(Dataset rows describing interfaces)

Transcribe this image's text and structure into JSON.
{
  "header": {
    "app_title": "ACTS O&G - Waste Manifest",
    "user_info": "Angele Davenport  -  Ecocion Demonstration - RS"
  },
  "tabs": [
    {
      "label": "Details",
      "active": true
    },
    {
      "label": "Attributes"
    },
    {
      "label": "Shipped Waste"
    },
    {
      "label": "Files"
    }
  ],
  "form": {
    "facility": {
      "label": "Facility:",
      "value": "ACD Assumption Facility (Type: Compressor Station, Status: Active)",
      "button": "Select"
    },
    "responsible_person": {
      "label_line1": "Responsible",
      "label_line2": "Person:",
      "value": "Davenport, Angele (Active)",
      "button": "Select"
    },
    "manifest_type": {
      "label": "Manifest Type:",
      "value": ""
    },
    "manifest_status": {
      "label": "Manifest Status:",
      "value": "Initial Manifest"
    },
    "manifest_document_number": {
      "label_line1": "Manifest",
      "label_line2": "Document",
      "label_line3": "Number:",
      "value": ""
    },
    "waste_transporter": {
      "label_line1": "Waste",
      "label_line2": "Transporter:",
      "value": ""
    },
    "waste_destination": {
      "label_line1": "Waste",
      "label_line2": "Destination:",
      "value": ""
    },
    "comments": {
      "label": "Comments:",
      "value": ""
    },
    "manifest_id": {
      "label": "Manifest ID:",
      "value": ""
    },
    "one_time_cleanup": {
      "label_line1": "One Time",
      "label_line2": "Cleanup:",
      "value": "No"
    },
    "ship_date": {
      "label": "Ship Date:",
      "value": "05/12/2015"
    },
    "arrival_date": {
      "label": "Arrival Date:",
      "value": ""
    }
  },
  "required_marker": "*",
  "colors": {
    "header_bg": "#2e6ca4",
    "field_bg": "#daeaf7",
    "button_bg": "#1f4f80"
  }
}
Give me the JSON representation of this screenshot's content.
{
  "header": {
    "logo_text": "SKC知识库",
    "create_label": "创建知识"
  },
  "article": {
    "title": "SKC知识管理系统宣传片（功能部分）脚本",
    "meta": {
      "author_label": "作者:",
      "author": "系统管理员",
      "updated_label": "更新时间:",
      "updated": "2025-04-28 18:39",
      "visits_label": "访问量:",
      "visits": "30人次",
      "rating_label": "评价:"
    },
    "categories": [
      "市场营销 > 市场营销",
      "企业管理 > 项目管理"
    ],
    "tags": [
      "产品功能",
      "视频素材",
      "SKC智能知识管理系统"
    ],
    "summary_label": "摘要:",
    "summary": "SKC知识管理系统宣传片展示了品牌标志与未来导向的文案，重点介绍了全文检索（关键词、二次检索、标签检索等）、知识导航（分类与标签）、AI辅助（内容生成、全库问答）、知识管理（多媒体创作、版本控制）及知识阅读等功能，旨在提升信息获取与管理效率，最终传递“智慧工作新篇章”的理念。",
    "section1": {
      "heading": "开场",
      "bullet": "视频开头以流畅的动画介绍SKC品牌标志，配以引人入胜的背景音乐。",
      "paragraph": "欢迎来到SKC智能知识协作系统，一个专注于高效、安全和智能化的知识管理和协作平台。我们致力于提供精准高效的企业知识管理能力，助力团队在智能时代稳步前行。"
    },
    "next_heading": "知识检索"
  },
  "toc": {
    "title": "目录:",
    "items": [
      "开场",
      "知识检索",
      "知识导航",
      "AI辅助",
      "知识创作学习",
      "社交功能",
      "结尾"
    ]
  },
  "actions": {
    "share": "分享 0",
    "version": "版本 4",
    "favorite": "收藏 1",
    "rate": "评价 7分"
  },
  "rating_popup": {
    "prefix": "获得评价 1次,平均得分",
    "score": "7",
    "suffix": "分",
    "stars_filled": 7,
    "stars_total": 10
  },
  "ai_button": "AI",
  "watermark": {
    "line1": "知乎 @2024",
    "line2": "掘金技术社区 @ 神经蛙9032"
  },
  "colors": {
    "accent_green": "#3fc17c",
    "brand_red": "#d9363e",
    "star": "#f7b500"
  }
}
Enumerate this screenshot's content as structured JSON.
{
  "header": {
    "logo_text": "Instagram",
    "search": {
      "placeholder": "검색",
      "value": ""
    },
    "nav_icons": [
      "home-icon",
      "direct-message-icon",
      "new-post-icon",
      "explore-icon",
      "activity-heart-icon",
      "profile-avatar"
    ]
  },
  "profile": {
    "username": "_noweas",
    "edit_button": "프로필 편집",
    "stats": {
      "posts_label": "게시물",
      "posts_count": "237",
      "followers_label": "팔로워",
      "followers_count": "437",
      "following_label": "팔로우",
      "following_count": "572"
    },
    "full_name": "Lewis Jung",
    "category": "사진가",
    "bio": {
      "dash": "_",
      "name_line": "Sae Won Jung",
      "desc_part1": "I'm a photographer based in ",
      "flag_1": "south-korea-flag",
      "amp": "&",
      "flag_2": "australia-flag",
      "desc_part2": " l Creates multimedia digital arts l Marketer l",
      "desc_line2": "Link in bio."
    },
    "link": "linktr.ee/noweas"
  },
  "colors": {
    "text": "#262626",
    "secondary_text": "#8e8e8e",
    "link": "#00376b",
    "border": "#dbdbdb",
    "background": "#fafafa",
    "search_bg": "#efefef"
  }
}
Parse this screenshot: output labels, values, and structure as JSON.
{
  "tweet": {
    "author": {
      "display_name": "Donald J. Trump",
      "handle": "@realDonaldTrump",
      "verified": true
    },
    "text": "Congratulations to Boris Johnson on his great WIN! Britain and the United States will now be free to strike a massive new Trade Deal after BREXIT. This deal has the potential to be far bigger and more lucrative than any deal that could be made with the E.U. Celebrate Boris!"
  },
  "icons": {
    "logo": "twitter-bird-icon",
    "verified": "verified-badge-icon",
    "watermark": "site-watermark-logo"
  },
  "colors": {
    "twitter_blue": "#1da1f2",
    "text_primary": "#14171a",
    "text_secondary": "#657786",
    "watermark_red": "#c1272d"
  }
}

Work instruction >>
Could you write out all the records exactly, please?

Written solution >>
Transcribe this image's text and structure into JSON.
{
  "header": {
    "app_title": "ACTS O&G - Waste Manifest",
    "user_info": "Angele Davenport  -  Ecocion Demonstration - RS"
  },
  "tabs": [
    {
      "label": "Details",
      "active": true
    },
    {
      "label": "Attributes"
    },
    {
      "label": "Shipped Waste"
    },
    {
      "label": "Files"
    }
  ],
  "form": {
    "facility": {
      "label": "Facility:",
      "value": "ACD Assumption Facility (Type: Compressor Station, Status: Active)",
      "button": "Select"
    },
    "responsible_person": {
      "label_line1": "Responsible",
      "label_line2": "Person:",
      "value": "Davenport, Angele (Active)",
      "button": "Select"
    },
    "manifest_type": {
      "label": "Manifest Type:",
      "value": ""
    },
    "manifest_status": {
      "label": "Manifest Status:",
      "value": "Initial Manifest"
    },
    "manifest_document_number": {
      "label_line1": "Manifest",
      "label_line2": "Document",
      "label_line3": "Number:",
      "value": ""
    },
    "waste_transporter": {
      "label_line1": "Waste",
      "label_line2": "Transporter:",
      "value": ""
    },
    "waste_destination": {
      "label_line1": "Waste",
      "label_line2": "Destination:",
      "value": ""
    },
    "comments": {
      "label": "Comments:",
      "value": ""
    },
    "manifest_id": {
      "label": "Manifest ID:",
      "value": ""
    },
    "one_time_cleanup": {
      "label_line1": "One Time",
      "label_line2": "Cleanup:",
      "value": "No"
    },
    "ship_date": {
      "label": "Ship Date:",
      "value": "05/12/2015"
    },
    "arrival_date": {
      "label": "Arrival Date:",
      "value": ""
    }
  },
  "required_marker": "*",
  "colors": {
    "header_bg": "#2e6ca4",
    "field_bg": "#daeaf7",
    "button_bg": "#1f4f80"
  }
}
Give me the JSON representation of this screenshot's content.
{
  "header": {
    "logo_text": "SKC知识库",
    "create_label": "创建知识"
  },
  "article": {
    "title": "SKC知识管理系统宣传片（功能部分）脚本",
    "meta": {
      "author_label": "作者:",
      "author": "系统管理员",
      "updated_label": "更新时间:",
      "updated": "2025-04-28 18:39",
      "visits_label": "访问量:",
      "visits": "30人次",
      "rating_label": "评价:"
    },
    "categories": [
      "市场营销 > 市场营销",
      "企业管理 > 项目管理"
    ],
    "tags": [
      "产品功能",
      "视频素材",
      "SKC智能知识管理系统"
    ],
    "summary_label": "摘要:",
    "summary": "SKC知识管理系统宣传片展示了品牌标志与未来导向的文案，重点介绍了全文检索（关键词、二次检索、标签检索等）、知识导航（分类与标签）、AI辅助（内容生成、全库问答）、知识管理（多媒体创作、版本控制）及知识阅读等功能，旨在提升信息获取与管理效率，最终传递“智慧工作新篇章”的理念。",
    "section1": {
      "heading": "开场",
      "bullet": "视频开头以流畅的动画介绍SKC品牌标志，配以引人入胜的背景音乐。",
      "paragraph": "欢迎来到SKC智能知识协作系统，一个专注于高效、安全和智能化的知识管理和协作平台。我们致力于提供精准高效的企业知识管理能力，助力团队在智能时代稳步前行。"
    },
    "next_heading": "知识检索"
  },
  "toc": {
    "title": "目录:",
    "items": [
      "开场",
      "知识检索",
      "知识导航",
      "AI辅助",
      "知识创作学习",
      "社交功能",
      "结尾"
    ]
  },
  "actions": {
    "share": "分享 0",
    "version": "版本 4",
    "favorite": "收藏 1",
    "rate": "评价 7分"
  },
  "rating_popup": {
    "prefix": "获得评价 1次,平均得分",
    "score": "7",
    "suffix": "分",
    "stars_filled": 7,
    "stars_total": 10
  },
  "ai_button": "AI",
  "watermark": {
    "line1": "知乎 @2024",
    "line2": "掘金技术社区 @ 神经蛙9032"
  },
  "colors": {
    "accent_green": "#3fc17c",
    "brand_red": "#d9363e",
    "star": "#f7b500"
  }
}
Enumerate this screenshot's content as structured JSON.
{
  "header": {
    "logo_text": "Instagram",
    "search": {
      "placeholder": "검색",
      "value": ""
    },
    "nav_icons": [
      "home-icon",
      "direct-message-icon",
      "new-post-icon",
      "explore-icon",
      "activity-heart-icon",
      "profile-avatar"
    ]
  },
  "profile": {
    "username": "_noweas",
    "edit_button": "프로필 편집",
    "stats": {
      "posts_label": "게시물",
      "posts_count": "237",
      "followers_label": "팔로워",
      "followers_count": "437",
      "following_label": "팔로우",
      "following_count": "572"
    },
    "full_name": "Lewis Jung",
    "category": "사진가",
    "bio": {
      "dash": "_",
      "name_line": "Sae Won Jung",
      "desc_part1": "I'm a photographer based in ",
      "flag_1": "south-korea-flag",
      "amp": "&",
      "flag_2": "australia-flag",
      "desc_part2": " l Creates multimedia digital arts l Marketer l",
      "desc_line2": "Link in bio."
    },
    "link": "linktr.ee/noweas"
  },
  "colors": {
    "text": "#262626",
    "secondary_text": "#8e8e8e",
    "link": "#00376b",
    "border": "#dbdbdb",
    "background": "#fafafa",
    "search_bg": "#efefef"
  }
}
Parse this screenshot: output labels, values, and structure as JSON.
{
  "tweet": {
    "author": {
      "display_name": "Donald J. Trump",
      "handle": "@realDonaldTrump",
      "verified": true
    },
    "text": "Congratulations to Boris Johnson on his great WIN! Britain and the United States will now be free to strike a massive new Trade Deal after BREXIT. This deal has the potential to be far bigger and more lucrative than any deal that could be made with the E.U. Celebrate Boris!"
  },
  "icons": {
    "logo": "twitter-bird-icon",
    "verified": "verified-badge-icon",
    "watermark": "site-watermark-logo"
  },
  "colors": {
    "twitter_blue": "#1da1f2",
    "text_primary": "#14171a",
    "text_secondary": "#657786",
    "watermark_red": "#c1272d"
  }
}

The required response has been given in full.